JUNE is CANCER IMMUNOTHERAPY AWARENESS month
To help raise awareness of mRNA based therapies the TIGER project are launching our simple explainer video available in 5 languages introducing this exciting new therapy for HPV16+ cancers.
About Cancer Immunotherapy
Immunotherapy treatments harness the body’s natural inbuilt defences – the immune system, to effectively prevent, control and eliminate cancers.
Also known as immuno-oncology these treatments work by training the immune system to identify and attack cancer cells, boost the immune cells, and enhance the immune response.
There are currently a range of immunotherapy options currently in use including targeted antibodies, cancer vaccines, adoptive cell transfer, tumour-infecting viruses, checkpoint inhibitors, cytokines, and adjuvants. Some are used in combination with other conventional therapies such as surgery, chemotherapy or radiotherapy.
Every patient responds differently to immunotherapy, so treatments are different for every patient. Biomarkers can be used to see if a cancer immunotherapy would be an effective treatment for specific patients. Research into how patients respond to treatments and patient reported outcome measures are important to understand which patients will potentially benefit from treatments.
Most therapies and treatments have side effects and immunotherapy side effects can be very different from standard cancer therapies as they result from stimulation of the immune system. Symptoms can range from inflammation and flu-like symptoms to more serious autoimmune disorders. The most common side effects include skin reactions, mouth sores, fatigue, nausea, body aches, headaches, and changes in blood pressure.
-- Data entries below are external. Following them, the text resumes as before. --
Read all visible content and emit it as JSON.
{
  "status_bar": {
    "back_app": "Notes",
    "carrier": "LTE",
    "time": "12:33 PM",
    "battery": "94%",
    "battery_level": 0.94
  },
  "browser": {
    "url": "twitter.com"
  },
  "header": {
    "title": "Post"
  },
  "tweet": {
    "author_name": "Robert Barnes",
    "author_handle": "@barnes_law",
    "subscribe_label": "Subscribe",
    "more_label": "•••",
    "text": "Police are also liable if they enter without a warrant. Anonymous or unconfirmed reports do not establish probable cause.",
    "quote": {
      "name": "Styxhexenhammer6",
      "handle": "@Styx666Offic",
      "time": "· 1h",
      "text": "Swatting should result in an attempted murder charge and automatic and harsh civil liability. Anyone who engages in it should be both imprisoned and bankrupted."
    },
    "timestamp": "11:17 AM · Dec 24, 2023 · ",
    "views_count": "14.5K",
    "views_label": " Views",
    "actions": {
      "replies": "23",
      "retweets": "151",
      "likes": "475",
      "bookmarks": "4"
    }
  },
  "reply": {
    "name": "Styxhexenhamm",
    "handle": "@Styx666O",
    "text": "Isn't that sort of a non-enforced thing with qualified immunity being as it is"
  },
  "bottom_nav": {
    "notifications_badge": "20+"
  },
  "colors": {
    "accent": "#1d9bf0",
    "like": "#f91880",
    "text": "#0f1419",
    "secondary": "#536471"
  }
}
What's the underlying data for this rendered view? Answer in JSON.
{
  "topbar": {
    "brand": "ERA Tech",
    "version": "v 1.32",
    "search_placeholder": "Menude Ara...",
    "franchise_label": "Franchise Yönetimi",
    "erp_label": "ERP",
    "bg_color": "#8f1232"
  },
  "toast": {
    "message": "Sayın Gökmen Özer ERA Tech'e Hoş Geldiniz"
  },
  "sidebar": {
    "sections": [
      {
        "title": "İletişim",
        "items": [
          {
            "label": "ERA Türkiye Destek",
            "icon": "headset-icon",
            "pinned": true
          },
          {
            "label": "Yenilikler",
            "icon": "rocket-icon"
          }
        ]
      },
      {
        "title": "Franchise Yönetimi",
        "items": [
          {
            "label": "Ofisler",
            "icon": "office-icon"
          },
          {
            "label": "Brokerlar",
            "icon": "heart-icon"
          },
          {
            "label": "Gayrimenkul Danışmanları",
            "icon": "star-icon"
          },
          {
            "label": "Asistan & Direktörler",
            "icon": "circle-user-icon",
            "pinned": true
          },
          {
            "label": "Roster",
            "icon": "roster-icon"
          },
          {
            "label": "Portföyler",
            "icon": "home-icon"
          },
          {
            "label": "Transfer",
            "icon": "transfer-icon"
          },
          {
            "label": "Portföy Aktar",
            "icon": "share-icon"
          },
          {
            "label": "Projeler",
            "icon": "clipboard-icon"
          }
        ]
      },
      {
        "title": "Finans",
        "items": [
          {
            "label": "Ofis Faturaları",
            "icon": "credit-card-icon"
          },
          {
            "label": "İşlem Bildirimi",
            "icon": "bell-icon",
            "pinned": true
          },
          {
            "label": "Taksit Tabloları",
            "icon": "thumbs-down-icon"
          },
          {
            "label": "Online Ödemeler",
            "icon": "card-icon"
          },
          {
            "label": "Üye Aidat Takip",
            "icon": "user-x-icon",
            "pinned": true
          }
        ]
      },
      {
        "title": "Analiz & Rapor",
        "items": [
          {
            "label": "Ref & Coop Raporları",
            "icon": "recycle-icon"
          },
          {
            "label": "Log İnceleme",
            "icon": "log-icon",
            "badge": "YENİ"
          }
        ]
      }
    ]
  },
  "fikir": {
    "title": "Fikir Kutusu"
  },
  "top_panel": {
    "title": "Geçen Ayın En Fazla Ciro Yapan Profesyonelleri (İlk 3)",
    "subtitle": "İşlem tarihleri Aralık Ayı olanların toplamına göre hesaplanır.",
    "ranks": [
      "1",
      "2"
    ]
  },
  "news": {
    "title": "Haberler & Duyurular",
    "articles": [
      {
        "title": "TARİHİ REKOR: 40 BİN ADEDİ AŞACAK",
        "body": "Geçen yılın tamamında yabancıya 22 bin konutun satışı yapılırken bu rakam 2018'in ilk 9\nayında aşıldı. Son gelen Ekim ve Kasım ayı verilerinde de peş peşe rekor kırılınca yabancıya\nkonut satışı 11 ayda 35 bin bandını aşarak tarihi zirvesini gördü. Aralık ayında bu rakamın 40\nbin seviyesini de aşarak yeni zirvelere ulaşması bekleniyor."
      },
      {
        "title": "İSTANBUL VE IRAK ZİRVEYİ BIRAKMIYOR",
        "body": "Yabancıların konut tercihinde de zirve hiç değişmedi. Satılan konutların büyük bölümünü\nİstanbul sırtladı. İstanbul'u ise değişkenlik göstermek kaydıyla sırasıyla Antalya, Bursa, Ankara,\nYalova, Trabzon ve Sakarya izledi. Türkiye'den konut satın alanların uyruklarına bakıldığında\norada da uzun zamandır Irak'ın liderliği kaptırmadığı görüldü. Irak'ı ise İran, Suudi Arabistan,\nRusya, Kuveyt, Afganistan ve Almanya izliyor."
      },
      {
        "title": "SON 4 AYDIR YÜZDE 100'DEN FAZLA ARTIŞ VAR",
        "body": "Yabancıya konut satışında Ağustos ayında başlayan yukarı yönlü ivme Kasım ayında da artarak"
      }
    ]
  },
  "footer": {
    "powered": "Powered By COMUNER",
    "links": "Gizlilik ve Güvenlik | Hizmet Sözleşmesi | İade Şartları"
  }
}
To find out more about immune -oncology and side effects, click on the links below: